What is the number of lines in these entries that include "liệu"? Write that number and no other text.

### Data for review
⟨

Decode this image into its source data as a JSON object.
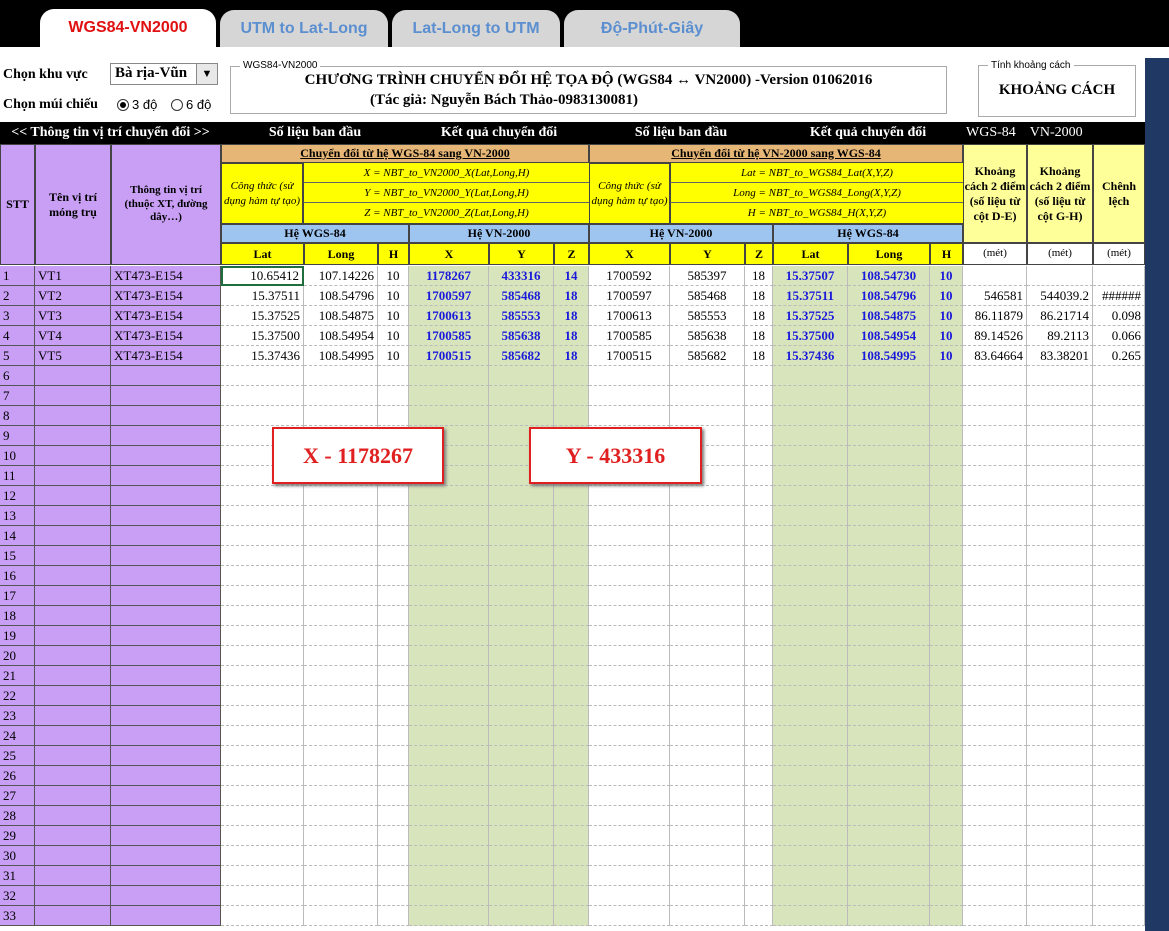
{
  "tabs": [
    {
      "label": "WGS84-VN2000",
      "active": true
    },
    {
      "label": "UTM to Lat-Long",
      "active": false
    },
    {
      "label": "Lat-Long to UTM",
      "active": false
    },
    {
      "label": "Độ-Phút-Giây",
      "active": false
    }
  ],
  "controls": {
    "region_label": "Chọn khu vực",
    "region_value": "Bà rịa-Vũn",
    "zone_label": "Chọn múi chiếu",
    "zone_options": [
      "3 độ",
      "6 độ"
    ],
    "zone_selected": "3 độ"
  },
  "program_box": {
    "group_label": "WGS84-VN2000",
    "title": "CHƯƠNG TRÌNH CHUYỂN ĐỔI HỆ TỌA ĐỘ (WGS84 ↔ VN2000) -Version 01062016",
    "author": "(Tác giả: Nguyễn Bách Thảo-0983130081)"
  },
  "distance_box": {
    "group_label": "Tính khoảng cách",
    "button_label": "KHOẢNG CÁCH"
  },
  "black_row": {
    "info": "<< Thông tin vị trí chuyển đổi >>",
    "orig1": "Số liệu ban đầu",
    "result1": "Kết quả chuyển đổi",
    "orig2": "Số liệu ban đầu",
    "result2": "Kết quả chuyển đổi",
    "wgs": "WGS-84",
    "vn": "VN-2000"
  },
  "headers": {
    "stt": "STT",
    "name": "Tên vị trí móng trụ",
    "info": "Thông tin vị trí (thuộc XT, đường dây…)",
    "sec1_title": "Chuyển đổi từ hệ WGS-84 sang VN-2000",
    "sec2_title": "Chuyển đổi từ hệ VN-2000 sang WGS-84",
    "formula_note": "Công thức (sử dụng hàm tự tạo)",
    "sec1_formulas": [
      "X = NBT_to_VN2000_X(Lat,Long,H)",
      "Y = NBT_to_VN2000_Y(Lat,Long,H)",
      "Z = NBT_to_VN2000_Z(Lat,Long,H)"
    ],
    "sec2_formulas": [
      "Lat = NBT_to_WGS84_Lat(X,Y,Z)",
      "Long = NBT_to_WGS84_Long(X,Y,Z)",
      "H = NBT_to_WGS84_H(X,Y,Z)"
    ],
    "he_wgs": "Hệ WGS-84",
    "he_vn": "Hệ VN-2000",
    "lat": "Lat",
    "long": "Long",
    "h": "H",
    "x": "X",
    "y": "Y",
    "z": "Z",
    "dist1": "Khoảng cách 2 điểm (số liệu từ cột D-E)",
    "dist2": "Khoảng cách 2 điểm (số liệu từ cột G-H)",
    "diff": "Chênh lệch",
    "unit": "(mét)"
  },
  "rows": [
    {
      "stt": "1",
      "name": "VT1",
      "info": "XT473-E154",
      "lat": "10.65412",
      "long": "107.14226",
      "h": "10",
      "x": "1178267",
      "y": "433316",
      "z": "14",
      "x2": "1700592",
      "y2": "585397",
      "z2": "18",
      "lat2": "15.37507",
      "long2": "108.54730",
      "h2": "10",
      "d1": "",
      "d2": "",
      "diff": ""
    },
    {
      "stt": "2",
      "name": "VT2",
      "info": "XT473-E154",
      "lat": "15.37511",
      "long": "108.54796",
      "h": "10",
      "x": "1700597",
      "y": "585468",
      "z": "18",
      "x2": "1700597",
      "y2": "585468",
      "z2": "18",
      "lat2": "15.37511",
      "long2": "108.54796",
      "h2": "10",
      "d1": "546581",
      "d2": "544039.2",
      "diff": "######"
    },
    {
      "stt": "3",
      "name": "VT3",
      "info": "XT473-E154",
      "lat": "15.37525",
      "long": "108.54875",
      "h": "10",
      "x": "1700613",
      "y": "585553",
      "z": "18",
      "x2": "1700613",
      "y2": "585553",
      "z2": "18",
      "lat2": "15.37525",
      "long2": "108.54875",
      "h2": "10",
      "d1": "86.11879",
      "d2": "86.21714",
      "diff": "0.098"
    },
    {
      "stt": "4",
      "name": "VT4",
      "info": "XT473-E154",
      "lat": "15.37500",
      "long": "108.54954",
      "h": "10",
      "x": "1700585",
      "y": "585638",
      "z": "18",
      "x2": "1700585",
      "y2": "585638",
      "z2": "18",
      "lat2": "15.37500",
      "long2": "108.54954",
      "h2": "10",
      "d1": "89.14526",
      "d2": "89.2113",
      "diff": "0.066"
    },
    {
      "stt": "5",
      "name": "VT5",
      "info": "XT473-E154",
      "lat": "15.37436",
      "long": "108.54995",
      "h": "10",
      "x": "1700515",
      "y": "585682",
      "z": "18",
      "x2": "1700515",
      "y2": "585682",
      "z2": "18",
      "lat2": "15.37436",
      "long2": "108.54995",
      "h2": "10",
      "d1": "83.64664",
      "d2": "83.38201",
      "diff": "0.265"
    }
  ],
  "empty_row_numbers": [
    "6",
    "7",
    "8",
    "9",
    "10",
    "11",
    "12",
    "13",
    "14",
    "15",
    "16",
    "17",
    "18",
    "19",
    "20",
    "21",
    "22",
    "23",
    "24",
    "25",
    "26",
    "27",
    "28",
    "29",
    "30",
    "31",
    "32",
    "33"
  ],
  "overlays": {
    "x_box": "X - 1178267",
    "y_box": "Y - 433316"
  },
  "colors": {
    "purple": "#c89ff4",
    "yellow": "#ffff00",
    "light_yellow": "#ffff99",
    "tan": "#e6b676",
    "blue": "#9ec5f0",
    "green": "#d8e4bc",
    "result_text": "#1a1adb",
    "overlay_red": "#e02020",
    "right_bar": "#1f3864"
  }
}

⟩

### Response to the task
4